▸ **Records provided**:
-----
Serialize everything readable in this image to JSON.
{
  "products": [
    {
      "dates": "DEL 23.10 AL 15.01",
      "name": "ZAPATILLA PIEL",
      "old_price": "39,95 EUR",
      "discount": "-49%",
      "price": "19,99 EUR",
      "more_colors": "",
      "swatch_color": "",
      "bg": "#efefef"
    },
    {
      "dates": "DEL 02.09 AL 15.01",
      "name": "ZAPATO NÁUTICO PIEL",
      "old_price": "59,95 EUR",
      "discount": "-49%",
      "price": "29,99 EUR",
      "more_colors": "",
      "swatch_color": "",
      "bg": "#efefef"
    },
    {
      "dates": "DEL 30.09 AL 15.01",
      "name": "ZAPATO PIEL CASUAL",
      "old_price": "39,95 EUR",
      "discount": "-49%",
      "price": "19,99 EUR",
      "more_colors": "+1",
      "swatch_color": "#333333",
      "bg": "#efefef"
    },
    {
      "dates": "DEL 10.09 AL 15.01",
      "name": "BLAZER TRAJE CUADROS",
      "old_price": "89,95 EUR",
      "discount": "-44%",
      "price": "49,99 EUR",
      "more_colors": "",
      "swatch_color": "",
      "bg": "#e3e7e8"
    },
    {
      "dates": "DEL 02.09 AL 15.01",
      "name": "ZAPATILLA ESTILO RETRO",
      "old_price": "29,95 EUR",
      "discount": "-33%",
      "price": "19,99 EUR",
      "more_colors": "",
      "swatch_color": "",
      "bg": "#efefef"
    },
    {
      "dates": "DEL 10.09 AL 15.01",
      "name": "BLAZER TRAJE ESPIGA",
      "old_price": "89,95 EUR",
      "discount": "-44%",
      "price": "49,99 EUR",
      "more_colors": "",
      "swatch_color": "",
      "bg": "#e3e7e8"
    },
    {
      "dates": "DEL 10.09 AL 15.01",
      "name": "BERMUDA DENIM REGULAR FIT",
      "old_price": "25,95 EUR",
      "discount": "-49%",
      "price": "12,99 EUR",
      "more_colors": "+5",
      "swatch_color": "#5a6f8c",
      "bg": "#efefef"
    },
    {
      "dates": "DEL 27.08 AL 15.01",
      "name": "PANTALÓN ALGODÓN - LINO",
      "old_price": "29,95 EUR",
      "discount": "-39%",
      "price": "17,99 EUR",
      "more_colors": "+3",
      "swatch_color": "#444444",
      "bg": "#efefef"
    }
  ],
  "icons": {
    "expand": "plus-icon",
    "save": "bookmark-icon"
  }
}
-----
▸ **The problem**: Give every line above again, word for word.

▸ **Solution for this problem**:
Serialize everything readable in this image to JSON.
{
  "products": [
    {
      "dates": "DEL 23.10 AL 15.01",
      "name": "ZAPATILLA PIEL",
      "old_price": "39,95 EUR",
      "discount": "-49%",
      "price": "19,99 EUR",
      "more_colors": "",
      "swatch_color": "",
      "bg": "#efefef"
    },
    {
      "dates": "DEL 02.09 AL 15.01",
      "name": "ZAPATO NÁUTICO PIEL",
      "old_price": "59,95 EUR",
      "discount": "-49%",
      "price": "29,99 EUR",
      "more_colors": "",
      "swatch_color": "",
      "bg": "#efefef"
    },
    {
      "dates": "DEL 30.09 AL 15.01",
      "name": "ZAPATO PIEL CASUAL",
      "old_price": "39,95 EUR",
      "discount": "-49%",
      "price": "19,99 EUR",
      "more_colors": "+1",
      "swatch_color": "#333333",
      "bg": "#efefef"
    },
    {
      "dates": "DEL 10.09 AL 15.01",
      "name": "BLAZER TRAJE CUADROS",
      "old_price": "89,95 EUR",
      "discount": "-44%",
      "price": "49,99 EUR",
      "more_colors": "",
      "swatch_color": "",
      "bg": "#e3e7e8"
    },
    {
      "dates": "DEL 02.09 AL 15.01",
      "name": "ZAPATILLA ESTILO RETRO",
      "old_price": "29,95 EUR",
      "discount": "-33%",
      "price": "19,99 EUR",
      "more_colors": "",
      "swatch_color": "",
      "bg": "#efefef"
    },
    {
      "dates": "DEL 10.09 AL 15.01",
      "name": "BLAZER TRAJE ESPIGA",
      "old_price": "89,95 EUR",
      "discount": "-44%",
      "price": "49,99 EUR",
      "more_colors": "",
      "swatch_color": "",
      "bg": "#e3e7e8"
    },
    {
      "dates": "DEL 10.09 AL 15.01",
      "name": "BERMUDA DENIM REGULAR FIT",
      "old_price": "25,95 EUR",
      "discount": "-49%",
      "price": "12,99 EUR",
      "more_colors": "+5",
      "swatch_color": "#5a6f8c",
      "bg": "#efefef"
    },
    {
      "dates": "DEL 27.08 AL 15.01",
      "name": "PANTALÓN ALGODÓN - LINO",
      "old_price": "29,95 EUR",
      "discount": "-39%",
      "price": "17,99 EUR",
      "more_colors": "+3",
      "swatch_color": "#444444",
      "bg": "#efefef"
    }
  ],
  "icons": {
    "expand": "plus-icon",
    "save": "bookmark-icon"
  }
}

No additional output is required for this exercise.